### PROBLEM
Every line of the entries below that includes "main" belongs in the answer, copied as written.
** DATA FOR THIS TASK follows **
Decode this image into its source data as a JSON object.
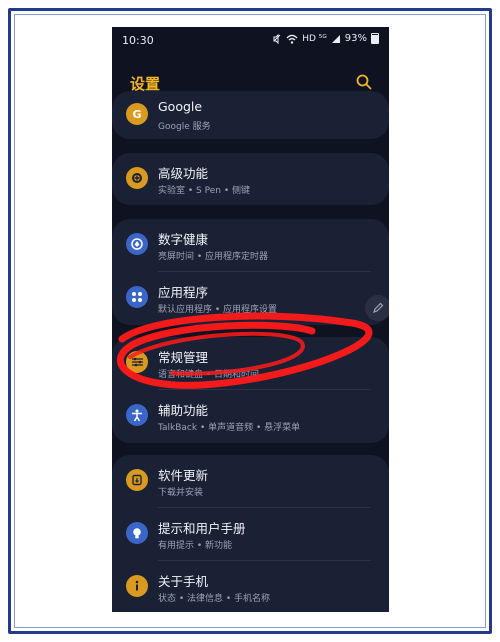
{
  "status_bar": {
    "time": "10:30",
    "icons_text": "HD ⁵ᴳ",
    "battery": "93%"
  },
  "header": {
    "title": "设置",
    "search_icon": "search-icon",
    "accent_color": "#f2b524"
  },
  "settings": {
    "google": {
      "title": "Google",
      "subtitle": "Google 服务",
      "icon": "G",
      "color": "#d99a1f"
    },
    "advanced": {
      "title": "高级功能",
      "subtitle": "实验室 • S Pen • 侧键",
      "icon": "gear-plus-icon",
      "color": "#d99a1f"
    },
    "digital_wellbeing": {
      "title": "数字健康",
      "subtitle": "亮屏时间 • 应用程序定时器",
      "icon": "wellbeing-icon",
      "color": "#3b66c9"
    },
    "apps": {
      "title": "应用程序",
      "subtitle": "默认应用程序 • 应用程序设置",
      "icon": "apps-icon",
      "color": "#3b66c9"
    },
    "general_management": {
      "title": "常规管理",
      "subtitle": "语言和键盘 • 日期和时间",
      "icon": "sliders-icon",
      "color": "#d99a1f"
    },
    "accessibility": {
      "title": "辅助功能",
      "subtitle": "TalkBack • 单声道音频 • 悬浮菜单",
      "icon": "accessibility-icon",
      "color": "#3b66c9"
    },
    "software_update": {
      "title": "软件更新",
      "subtitle": "下载并安装",
      "icon": "update-icon",
      "color": "#d99a1f"
    },
    "tips": {
      "title": "提示和用户手册",
      "subtitle": "有用提示 • 新功能",
      "icon": "lightbulb-icon",
      "color": "#3b66c9"
    },
    "about_phone": {
      "title": "关于手机",
      "subtitle": "状态 • 法律信息 • 手机名称",
      "icon": "info-icon",
      "color": "#d99a1f"
    }
  },
  "annotation": {
    "color": "#ff1a1a"
  }
}
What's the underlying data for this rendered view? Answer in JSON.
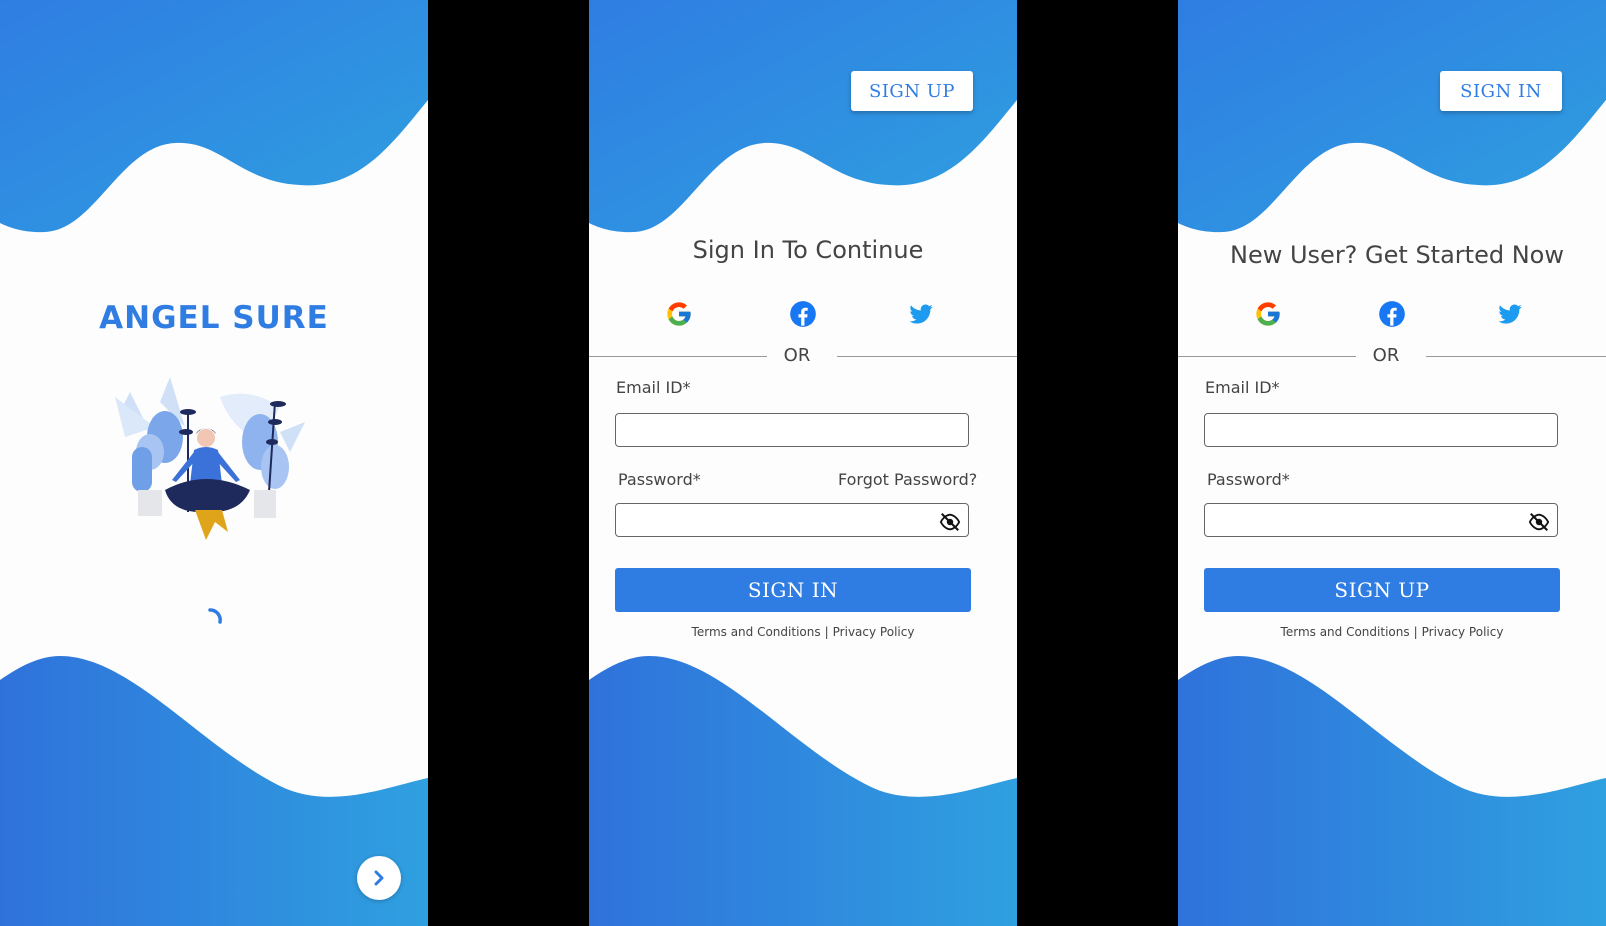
{
  "splash": {
    "brand": "ANGEL SURE",
    "next_icon": "chevron-right-icon"
  },
  "signin": {
    "top_button": "SIGN UP",
    "heading": "Sign In To Continue",
    "or_text": "OR",
    "email_label": "Email ID*",
    "password_label": "Password*",
    "forgot_label": "Forgot Password?",
    "submit_label": "SIGN IN",
    "terms_label": "Terms and Conditions",
    "separator": "|",
    "privacy_label": "Privacy Policy"
  },
  "signup": {
    "top_button": "SIGN IN",
    "heading": "New User? Get Started Now",
    "or_text": "OR",
    "email_label": "Email ID*",
    "password_label": "Password*",
    "submit_label": "SIGN UP",
    "terms_label": "Terms and Conditions",
    "separator": "|",
    "privacy_label": "Privacy Policy"
  },
  "icons": [
    "google-icon",
    "facebook-icon",
    "twitter-icon",
    "eye-off-icon",
    "chevron-right-icon",
    "loading-spinner"
  ],
  "colors": {
    "accent": "#2f7de2",
    "wave_light": "#2f9ee0",
    "background": "#fdfdfd",
    "text": "#444444",
    "twitter": "#1d9bf0",
    "facebook": "#1877f2"
  }
}
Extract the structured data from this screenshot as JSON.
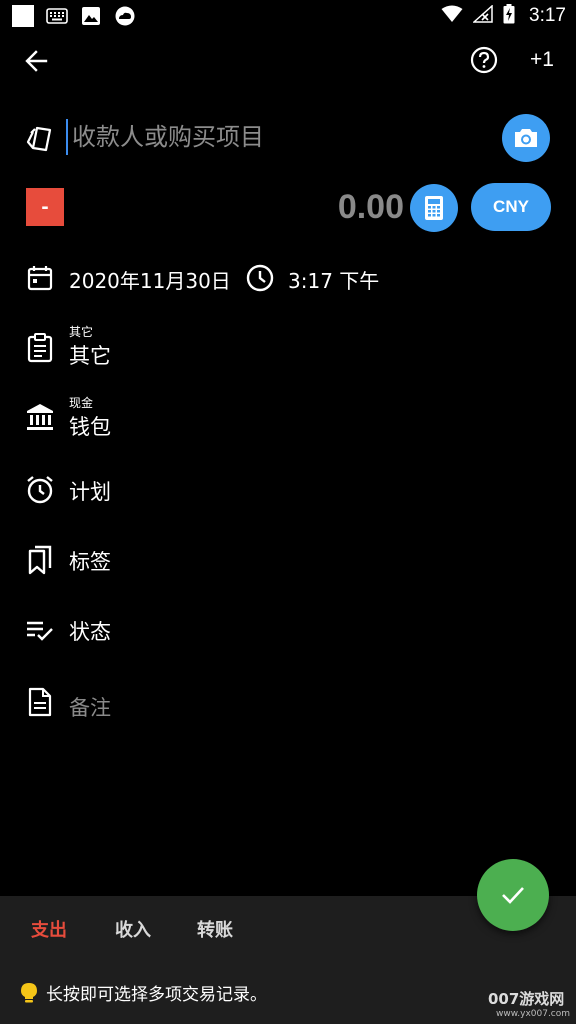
{
  "status_bar": {
    "time": "3:17",
    "icons": [
      "notification-square-icon",
      "keyboard-icon",
      "image-icon",
      "cloud-icon",
      "wifi-icon",
      "no-signal-icon",
      "battery-charging-icon"
    ]
  },
  "app_bar": {
    "back_icon": "arrow-back-icon",
    "help_icon": "help-circle-icon",
    "plus_one_label": "+1"
  },
  "payee": {
    "icon": "cards-icon",
    "placeholder": "收款人或购买项目",
    "value": "",
    "camera_icon": "camera-icon"
  },
  "amount": {
    "sign_label": "-",
    "value": "0.00",
    "calculator_icon": "calculator-icon",
    "currency": "CNY"
  },
  "datetime": {
    "date_icon": "calendar-icon",
    "date": "2020年11月30日",
    "time_icon": "clock-icon",
    "time": "3:17 下午"
  },
  "fields": {
    "category": {
      "icon": "clipboard-icon",
      "small": "其它",
      "main": "其它"
    },
    "account": {
      "icon": "bank-icon",
      "small": "现金",
      "main": "钱包"
    },
    "schedule": {
      "icon": "alarm-icon",
      "main": "计划"
    },
    "tags": {
      "icon": "bookmarks-icon",
      "main": "标签"
    },
    "status": {
      "icon": "list-check-icon",
      "main": "状态"
    },
    "notes": {
      "icon": "document-icon",
      "main": "备注"
    }
  },
  "fab": {
    "icon": "check-icon"
  },
  "bottom": {
    "tabs": [
      {
        "label": "支出",
        "active": true
      },
      {
        "label": "收入",
        "active": false
      },
      {
        "label": "转账",
        "active": false
      }
    ],
    "hint_icon": "lightbulb-icon",
    "hint": "长按即可选择多项交易记录。"
  },
  "watermark": {
    "text": "007游戏网",
    "url": "www.yx007.com"
  },
  "colors": {
    "accent_blue": "#3e9ef2",
    "expense_red": "#e74c3c",
    "fab_green": "#4caf50",
    "background": "#000000",
    "bottom_panel": "#1e1e1e"
  }
}
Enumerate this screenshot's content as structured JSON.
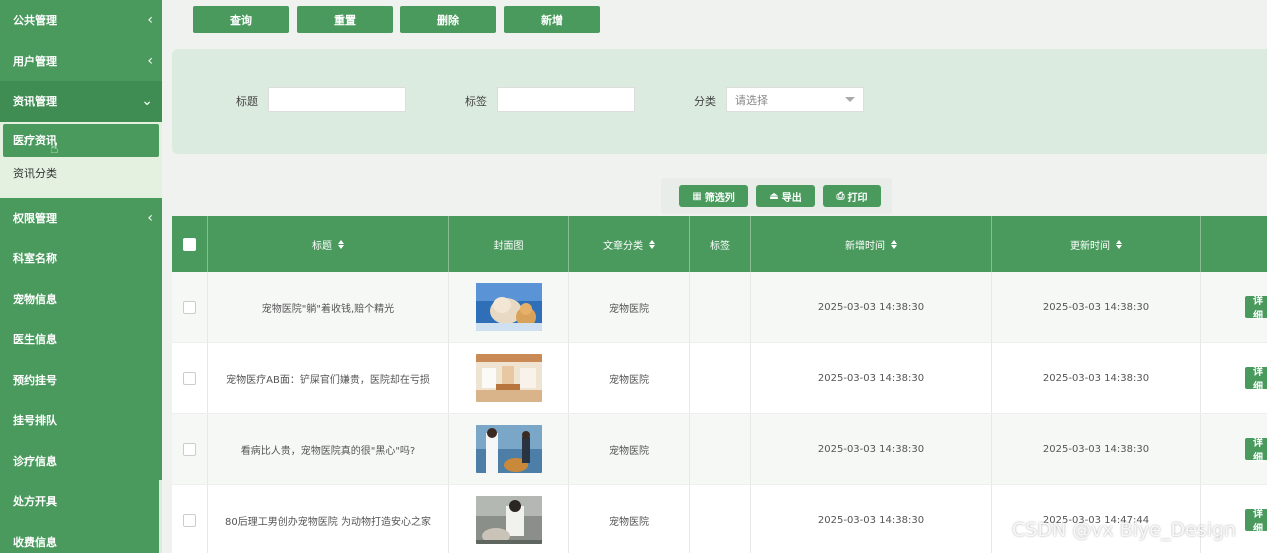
{
  "sidebar": {
    "groups": [
      {
        "label": "公共管理",
        "chev": "‹"
      },
      {
        "label": "用户管理",
        "chev": "‹"
      },
      {
        "label": "资讯管理",
        "chev": "⌄"
      }
    ],
    "sub_items": [
      {
        "label": "医疗资讯"
      },
      {
        "label": "资讯分类"
      }
    ],
    "permission": {
      "label": "权限管理",
      "chev": "‹"
    },
    "items": [
      {
        "label": "科室名称"
      },
      {
        "label": "宠物信息"
      },
      {
        "label": "医生信息"
      },
      {
        "label": "预约挂号"
      },
      {
        "label": "挂号排队"
      },
      {
        "label": "诊疗信息"
      },
      {
        "label": "处方开具"
      },
      {
        "label": "收费信息"
      }
    ]
  },
  "toolbar": {
    "query_label": "查询",
    "reset_label": "重置",
    "delete_label": "删除",
    "add_label": "新增"
  },
  "search": {
    "title_label": "标题",
    "tag_label": "标签",
    "category_label": "分类",
    "category_placeholder": "请选择"
  },
  "actions": {
    "filter_label": "筛选列",
    "export_label": "导出",
    "print_label": "打印"
  },
  "table": {
    "headers": {
      "title": "标题",
      "cover": "封面图",
      "category": "文章分类",
      "tag": "标签",
      "created": "新增时间",
      "updated": "更新时间"
    },
    "detail_label": "详细",
    "rows": [
      {
        "title": "宠物医院\"躺\"着收钱,赔个精光",
        "category": "宠物医院",
        "tag": "",
        "created": "2025-03-03 14:38:30",
        "updated": "2025-03-03 14:38:30"
      },
      {
        "title": "宠物医疗AB面：铲屎官们嫌贵，医院却在亏损",
        "category": "宠物医院",
        "tag": "",
        "created": "2025-03-03 14:38:30",
        "updated": "2025-03-03 14:38:30"
      },
      {
        "title": "看病比人贵，宠物医院真的很\"黑心\"吗?",
        "category": "宠物医院",
        "tag": "",
        "created": "2025-03-03 14:38:30",
        "updated": "2025-03-03 14:38:30"
      },
      {
        "title": "80后理工男创办宠物医院 为动物打造安心之家",
        "category": "宠物医院",
        "tag": "",
        "created": "2025-03-03 14:38:30",
        "updated": "2025-03-03 14:47:44"
      }
    ]
  },
  "watermark": "CSDN @vx Biye_Design",
  "colors": {
    "accent": "#4a9a5e",
    "panel": "#dcebdf",
    "submenu": "#e4f1e0"
  }
}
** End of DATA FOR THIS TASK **
### RESPONSE BOX
      "main": "其它"
      "main": "钱包"
      "main": "计划"
      "main": "标签"
      "main": "状态"
      "main": "备注"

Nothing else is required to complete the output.